We're generally happy to report when Google expands Play Store availability to a new region, whether it's access to books, movies, or apps. In this particular case, the news tastes a little bitter. Google has opened up the Play Store to Cuba, offering residents a chance to download free apps. It's just too bad most won't be able to step inside and shop.
The thing is, the Internet is heavily censored through the island. To make matters worse, infrastructure is, to put it nicely, lacking. The majority of people don't have regular access to the Internet or a smartphone. This means only a few folks will actually get to enjoy, or even be aware of, this expansion. A number of them are probably Cuban government officials.
Americans aren't quick to sell goods to Cuba, given that an embargo has discouraged such activity for decades now. Google is only opening up free apps to the country, not paid ones. It's also providing access to a free version Google Analytics. The company is not allowed to monetize its efforts there.
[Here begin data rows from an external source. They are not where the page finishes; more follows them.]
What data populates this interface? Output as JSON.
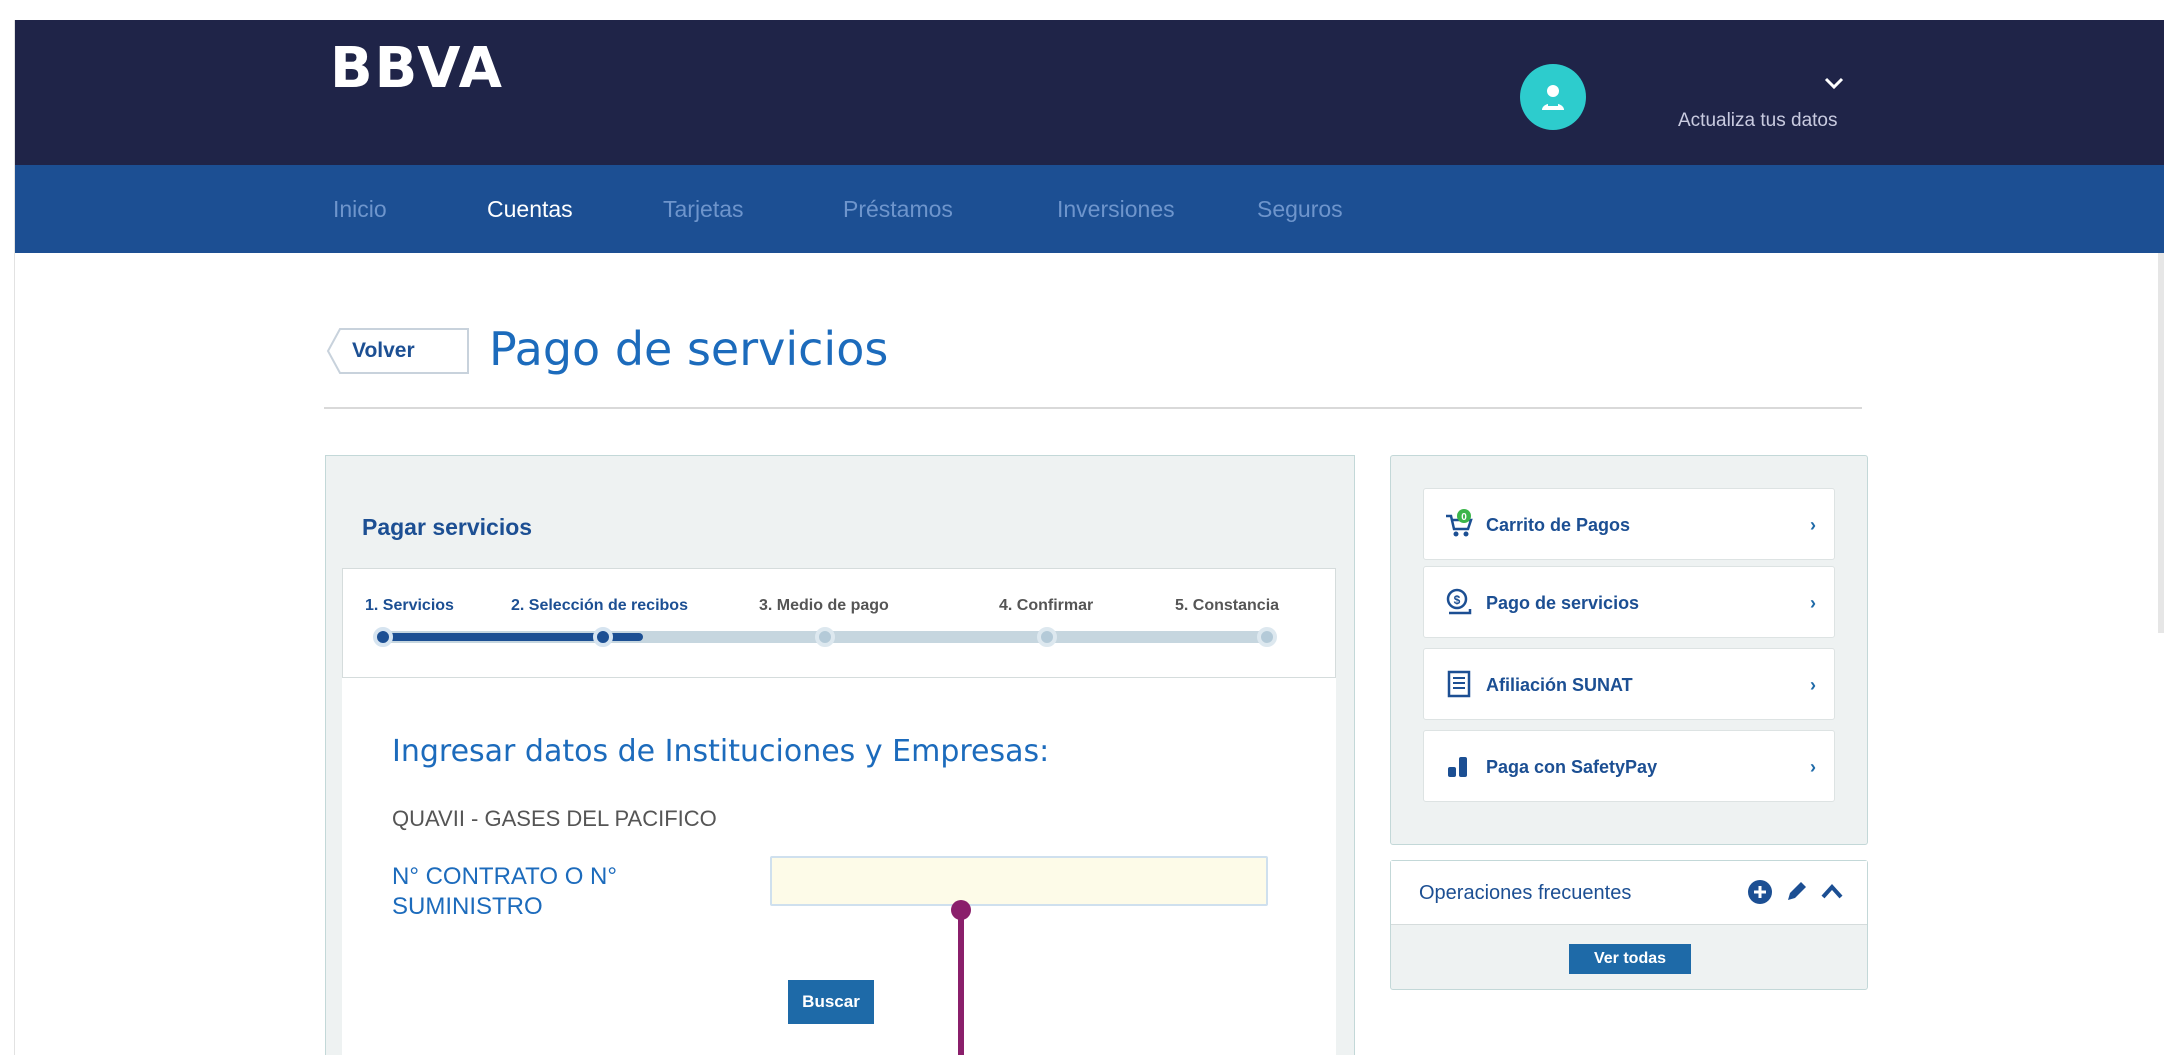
{
  "header": {
    "logo": "BBVA",
    "user_menu_label": "Actualiza tus datos"
  },
  "nav": {
    "items": [
      {
        "label": "Inicio",
        "active": false
      },
      {
        "label": "Cuentas",
        "active": true
      },
      {
        "label": "Tarjetas",
        "active": false
      },
      {
        "label": "Préstamos",
        "active": false
      },
      {
        "label": "Inversiones",
        "active": false
      },
      {
        "label": "Seguros",
        "active": false
      }
    ]
  },
  "page": {
    "back_label": "Volver",
    "title": "Pago de servicios"
  },
  "payment": {
    "panel_title": "Pagar servicios",
    "steps": [
      {
        "label": "1. Servicios",
        "status": "done"
      },
      {
        "label": "2. Selección de recibos",
        "status": "done"
      },
      {
        "label": "3. Medio de pago",
        "status": "todo"
      },
      {
        "label": "4. Confirmar",
        "status": "todo"
      },
      {
        "label": "5. Constancia",
        "status": "todo"
      }
    ],
    "form_heading": "Ingresar datos de Instituciones y Empresas:",
    "company": "QUAVII - GASES DEL PACIFICO",
    "field_label": "N° CONTRATO O N° SUMINISTRO",
    "field_value": "",
    "search_label": "Buscar"
  },
  "sidebar": {
    "items": [
      {
        "label": "Carrito de Pagos",
        "icon": "cart-icon",
        "badge": "0"
      },
      {
        "label": "Pago de servicios",
        "icon": "service-payment-icon"
      },
      {
        "label": "Afiliación SUNAT",
        "icon": "receipt-icon"
      },
      {
        "label": "Paga con SafetyPay",
        "icon": "coins-icon"
      }
    ],
    "arrow": "›"
  },
  "frequent": {
    "title": "Operaciones frecuentes",
    "view_all_label": "Ver todas"
  },
  "colors": {
    "header_bg": "#1f2448",
    "nav_bg": "#1c4f93",
    "accent": "#1c6bbc",
    "avatar": "#2dcccd",
    "pointer": "#8a1f6b"
  }
}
So while it's nice to see that the Play Store is now open to more people, the door is only slightly ajar. People can slip through single file if they want, but there's a big scary dude by the entrance, and the building is so far back from the road that most people don't ever know it's there.
Source: Google support